      As per Tim’s AAR, the Flying Boxcar one is pretty good. Head over to Boardgamegeek. There’s also a variant I’ve seen which reduces crew casualties a little bit, to fall more in line with historical casualty rates (YMMV as to what those were, mind). Again, Boardgamegeek has the details (and with the added advantage in the link below that you get some great looking additional tables)

      link to boardgamegeek.com

      Happy trails!

      • WladTapas says:

        Thanks! I’m about to take The Bookhouse on its first combat mission. It’s 8 Nov 1942, the target is Abbeville, and nobody really knows how this strategic bombing lark is going to work out…

  9. mrskwid says:

    very nice read, i wonder if FTLs desinger ever played queen of skys.

  10. Scandalon says:

    I’m loving these for some reason. My knowledge of my own familial military history only goes back to the Korean War, but at an EAA* meeting after learning of a B-17 coming through on tour, I listened to two veterans, one a P-38 pilot, one a B-17 operator (I don’t recall position) trade quips, barbs and respect. It was…sobering.

    Fresh-faced recruit “Scandalon” standing by, with a seriousness of purpose in his eyes behind the jovial banter.

  11. JB says:

    Infinite Horace II? Lovely stuff! The armchair dozing in particular is uncannily accurate, Tim. Good work, fellow crew members!

    • JB says:

      Also, I’m visiting Hendon (again) this coming Tuesday, hipefully I’ll remember to get some decent pictures this time!

  12. CybrSlydr says:

    Man, count me disappointed to find out this is an actual boardgame and not something I can grab on Steam. :(

    This sounds like just the kind of game I could go for right about now.

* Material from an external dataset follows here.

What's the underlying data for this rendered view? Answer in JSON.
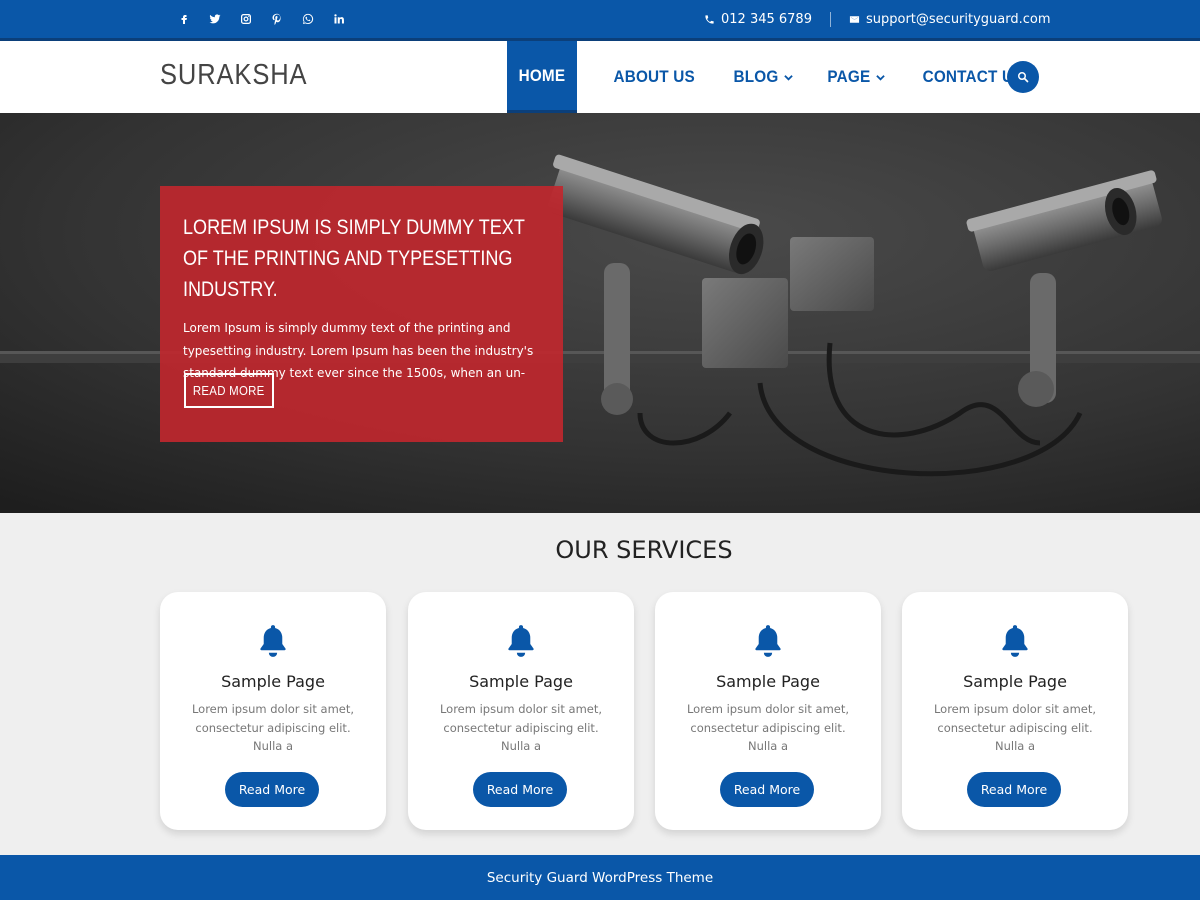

    • WladTapas says:

      If you don’t want to look around for a second-hand copy (and are not averse to board games in general), there’s a modern update on the way: link to legionwargames.com

      I considered that, but then found a copy locally.

    • Shiloh says:

      If you want to play it on your PC, you can – download VASSAL from vassalengine.org, and then the B-17 module here:

      link to vassalengine.org

      I play a load of board games via VASSAL – some require you to have the physical copy (most modern GMT games, also Fantasy Flight) but many older games don’t.

      You can play solitaire or with chums via its multiplayer.